The 'footprint' is a useful and powerful teaching tool for analysing our impact on the planet. An 'ecological footprint' is the productive land necessary to support people in their lifestyle. Footprint researchers have calculated the potential productivity of the land and sea available on this planet and divided this by the population. If we allocate 12% of land for biodiversity, then our individual share of productive land is 1.9 hectares.

It has been calculated that if everyone lived the average British lifestyle we would need 3 planets like earth to support us. If everyone on the planet consumed the resources that the average person in Bangladesh does we would only be using a bit more than a third of the Earth's resources. If everyone lived like the average US citizen we would need 5 planets. 20% of the world's population have 86% of the world's wealth.

Because so many of us are consuming so much, the total resources consumption of the 6 billion people now on the planet is using 1.5 times the resources available (we would need another half a planet to provide for present consumption sustainably). Consuming more than is available seems impossible, but what we are doing is "spending the capital", ruining areas of the planet by polluting them, causing soil erosion etc and therefore reducing the amount of productive land available.

It would not be practical to try to just use our own individual 1.9 ha share. We can't each have our own little bit of sea and wheatfield. We have to look at sharing global resources efficiently.

Questions -
1] does everyone need the same footprint at every stage of their lives? Do we need to use more resources when we are children, young people, in our working lives or retired?
2] supposing our country has got less land than we need to provide for our share (i.e. less than 1.9ha), what should happen?

The footprint can be used in teaching to make it clear who uses most of the world's resources and causes most of the environmental damage and who uses least. It can also be used as a starting point to look at reducing our impact on the planet to a sustainable level. So, in the UK we have to reduce our impact to a third of its present level.
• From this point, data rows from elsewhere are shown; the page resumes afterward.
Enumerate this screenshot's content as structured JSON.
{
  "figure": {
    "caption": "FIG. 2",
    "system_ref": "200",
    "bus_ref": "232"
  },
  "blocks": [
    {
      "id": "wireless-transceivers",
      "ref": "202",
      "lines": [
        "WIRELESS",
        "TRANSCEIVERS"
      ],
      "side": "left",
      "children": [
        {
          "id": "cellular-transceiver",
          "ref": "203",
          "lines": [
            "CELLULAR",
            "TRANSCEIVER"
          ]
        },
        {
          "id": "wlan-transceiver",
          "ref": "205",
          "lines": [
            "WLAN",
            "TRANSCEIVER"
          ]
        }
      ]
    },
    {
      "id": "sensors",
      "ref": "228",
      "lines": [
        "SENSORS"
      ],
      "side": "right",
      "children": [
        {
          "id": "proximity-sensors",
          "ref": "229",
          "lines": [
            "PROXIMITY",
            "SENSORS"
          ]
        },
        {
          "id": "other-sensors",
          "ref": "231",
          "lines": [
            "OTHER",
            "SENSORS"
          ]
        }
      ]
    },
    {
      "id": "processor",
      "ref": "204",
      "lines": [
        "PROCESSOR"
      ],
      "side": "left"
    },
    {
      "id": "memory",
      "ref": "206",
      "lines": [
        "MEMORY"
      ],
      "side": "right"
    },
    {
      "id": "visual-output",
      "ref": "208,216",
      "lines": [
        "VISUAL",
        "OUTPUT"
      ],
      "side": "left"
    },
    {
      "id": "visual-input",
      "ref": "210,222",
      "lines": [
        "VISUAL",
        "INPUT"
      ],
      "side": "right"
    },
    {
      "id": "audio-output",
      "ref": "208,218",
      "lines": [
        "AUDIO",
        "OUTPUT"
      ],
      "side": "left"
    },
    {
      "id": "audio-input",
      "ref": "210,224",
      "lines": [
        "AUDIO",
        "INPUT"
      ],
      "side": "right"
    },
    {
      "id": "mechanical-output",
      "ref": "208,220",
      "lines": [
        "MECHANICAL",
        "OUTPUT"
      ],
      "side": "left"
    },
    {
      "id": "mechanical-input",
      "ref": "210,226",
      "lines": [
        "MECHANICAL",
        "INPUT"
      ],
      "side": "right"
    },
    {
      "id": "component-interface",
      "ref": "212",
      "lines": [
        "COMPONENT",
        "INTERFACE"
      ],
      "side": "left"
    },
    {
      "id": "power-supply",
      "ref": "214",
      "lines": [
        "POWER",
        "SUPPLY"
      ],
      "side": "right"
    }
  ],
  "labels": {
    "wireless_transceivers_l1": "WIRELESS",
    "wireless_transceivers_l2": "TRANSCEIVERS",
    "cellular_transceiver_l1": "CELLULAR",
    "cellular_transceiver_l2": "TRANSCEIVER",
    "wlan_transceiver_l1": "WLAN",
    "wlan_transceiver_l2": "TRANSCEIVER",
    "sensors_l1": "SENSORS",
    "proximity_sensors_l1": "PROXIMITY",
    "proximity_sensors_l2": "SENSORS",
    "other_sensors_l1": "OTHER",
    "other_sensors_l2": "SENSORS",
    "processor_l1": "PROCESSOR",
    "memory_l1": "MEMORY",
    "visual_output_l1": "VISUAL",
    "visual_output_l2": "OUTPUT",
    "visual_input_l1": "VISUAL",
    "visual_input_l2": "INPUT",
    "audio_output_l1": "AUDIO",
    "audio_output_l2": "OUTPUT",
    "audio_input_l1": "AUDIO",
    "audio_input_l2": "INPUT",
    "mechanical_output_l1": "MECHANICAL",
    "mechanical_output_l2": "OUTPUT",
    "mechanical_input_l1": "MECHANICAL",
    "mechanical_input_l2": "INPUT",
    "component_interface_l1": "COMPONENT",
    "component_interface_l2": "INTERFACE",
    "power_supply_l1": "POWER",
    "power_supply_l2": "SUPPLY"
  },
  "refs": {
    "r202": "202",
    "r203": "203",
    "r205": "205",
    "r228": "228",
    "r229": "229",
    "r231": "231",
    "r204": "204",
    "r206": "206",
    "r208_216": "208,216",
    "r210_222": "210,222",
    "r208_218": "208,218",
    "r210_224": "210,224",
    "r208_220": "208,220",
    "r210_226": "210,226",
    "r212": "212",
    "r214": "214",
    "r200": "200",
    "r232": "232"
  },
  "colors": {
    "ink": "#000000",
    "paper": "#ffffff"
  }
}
We then need a breakdown of our footprint which measures the impact of different activities so that we can focus our efforts on the ones that are really significant.

We can certainly identify some things that have a considerable negative impact
  • Buying unnecessary goods
  • Driving cars
  • Plane travel
  • Burning fossil fuels to heat buildings.

    What is sustainability?
    What is sustainable development?
    Definitions of sustainability
    Three dimensions of sustainable design
    Why things need to change
    How do we add to problems?
    What would a sustainable world be like?
    Climate change
    Datschefskiā€™s principles of sustainable design